[Items listed in a dataset]

----------

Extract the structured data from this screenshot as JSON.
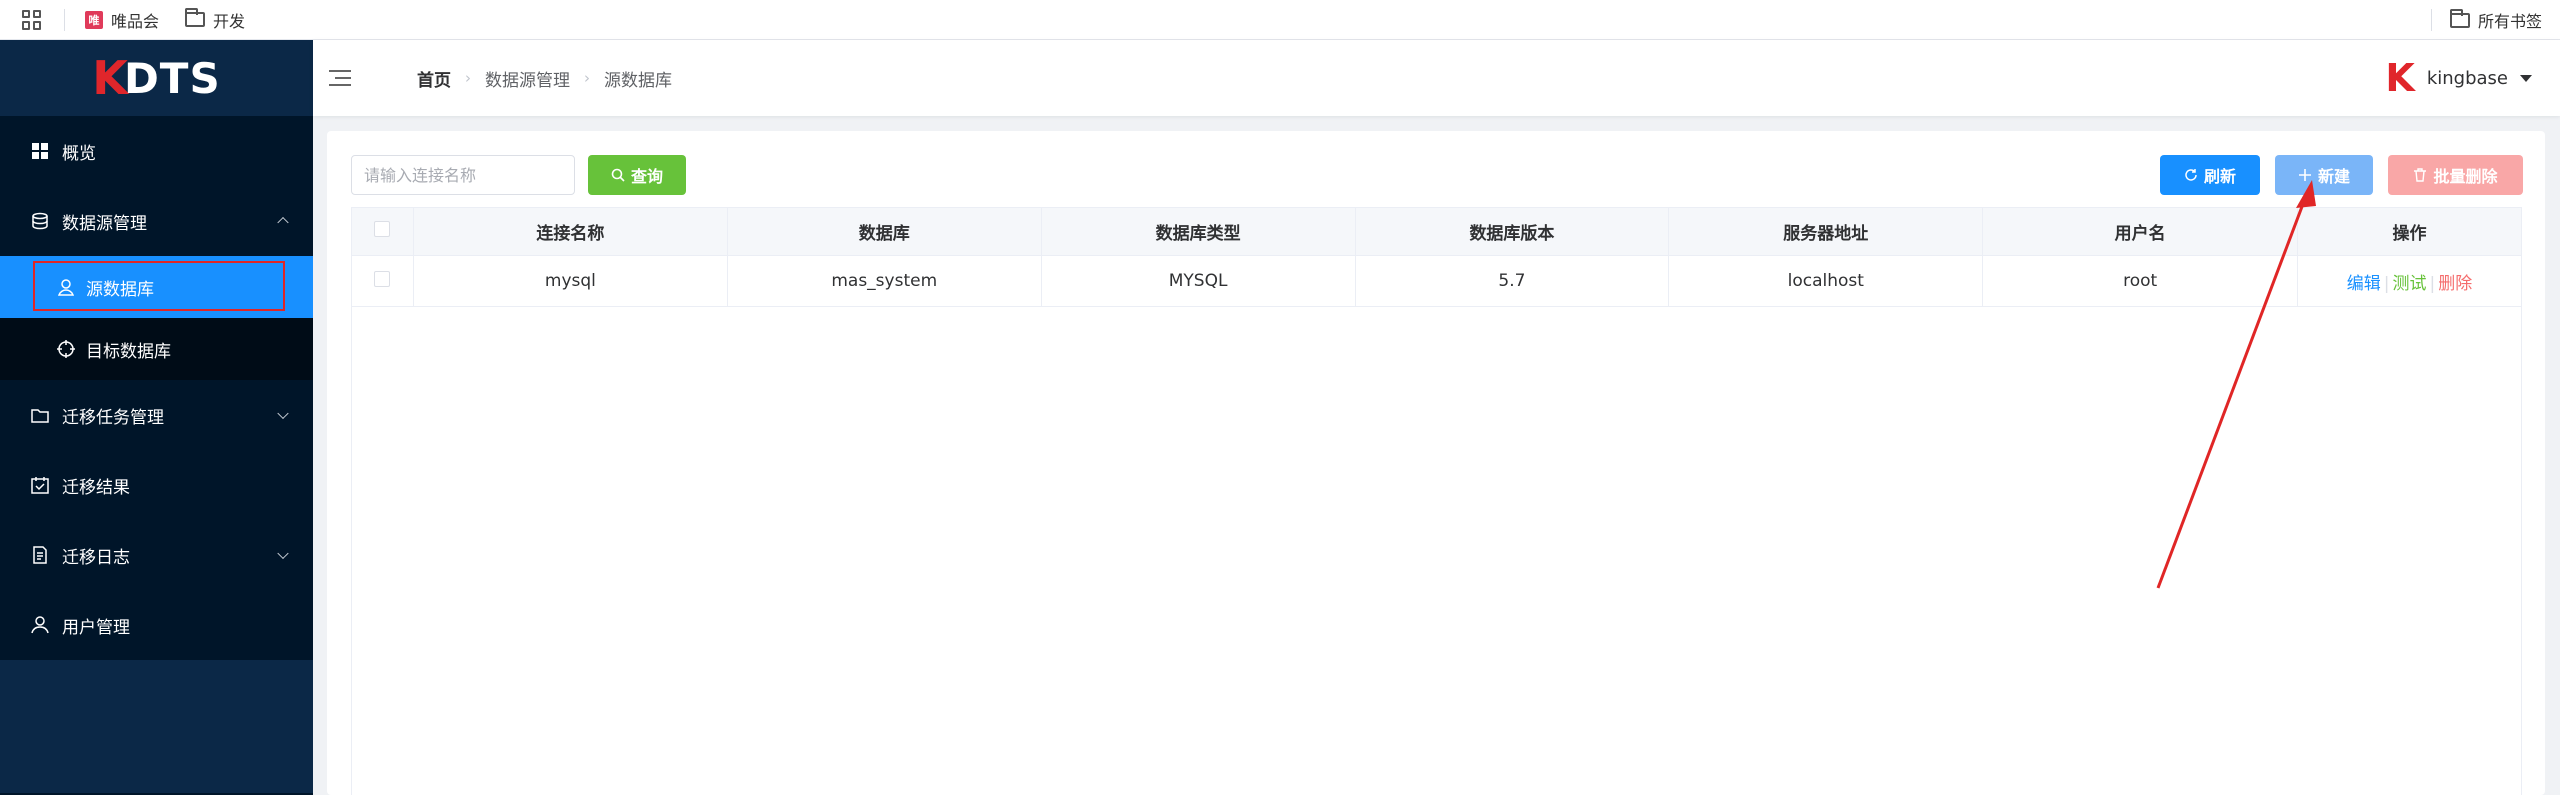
{
  "bookmarks": {
    "items": [
      {
        "label": "唯品会",
        "icon": "vip-icon"
      },
      {
        "label": "开发",
        "icon": "folder-icon"
      }
    ],
    "all_bookmarks": "所有书签"
  },
  "sidebar": {
    "logo": {
      "k": "K",
      "text": "DTS"
    },
    "items": [
      {
        "label": "概览",
        "icon": "dashboard-icon"
      },
      {
        "label": "数据源管理",
        "icon": "database-icon",
        "expanded": true
      },
      {
        "label": "迁移任务管理",
        "icon": "folder-icon",
        "expanded": false
      },
      {
        "label": "迁移结果",
        "icon": "calendar-check-icon"
      },
      {
        "label": "迁移日志",
        "icon": "document-icon",
        "expanded": false
      },
      {
        "label": "用户管理",
        "icon": "user-icon"
      }
    ],
    "subitems": [
      {
        "label": "源数据库",
        "icon": "user-pin-icon",
        "active": true
      },
      {
        "label": "目标数据库",
        "icon": "target-icon"
      }
    ]
  },
  "header": {
    "breadcrumb": [
      "首页",
      "数据源管理",
      "源数据库"
    ],
    "user": "kingbase"
  },
  "toolbar": {
    "search_placeholder": "请输入连接名称",
    "query_label": "查询",
    "refresh_label": "刷新",
    "new_label": "新建",
    "batch_delete_label": "批量删除"
  },
  "table": {
    "columns": [
      "连接名称",
      "数据库",
      "数据库类型",
      "数据库版本",
      "服务器地址",
      "用户名",
      "操作"
    ],
    "rows": [
      {
        "name": "mysql",
        "database": "mas_system",
        "type": "MYSQL",
        "version": "5.7",
        "host": "localhost",
        "user": "root"
      }
    ],
    "actions": {
      "edit": "编辑",
      "test": "测试",
      "delete": "删除"
    }
  },
  "colors": {
    "sidebar_bg": "#001529",
    "active": "#1890ff",
    "success": "#67c23a",
    "danger": "#f56c6c",
    "annotation": "#e02626"
  }
}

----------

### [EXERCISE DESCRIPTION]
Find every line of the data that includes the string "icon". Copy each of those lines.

### [OUTPUT OF THE TASK]
        "icon": "vip-icon"
        "icon": "folder-icon"
        "icon": "dashboard-icon"
        "icon": "database-icon",
        "icon": "folder-icon",
        "icon": "calendar-check-icon"
        "icon": "document-icon",
        "icon": "user-icon"
        "icon": "user-pin-icon",
        "icon": "target-icon"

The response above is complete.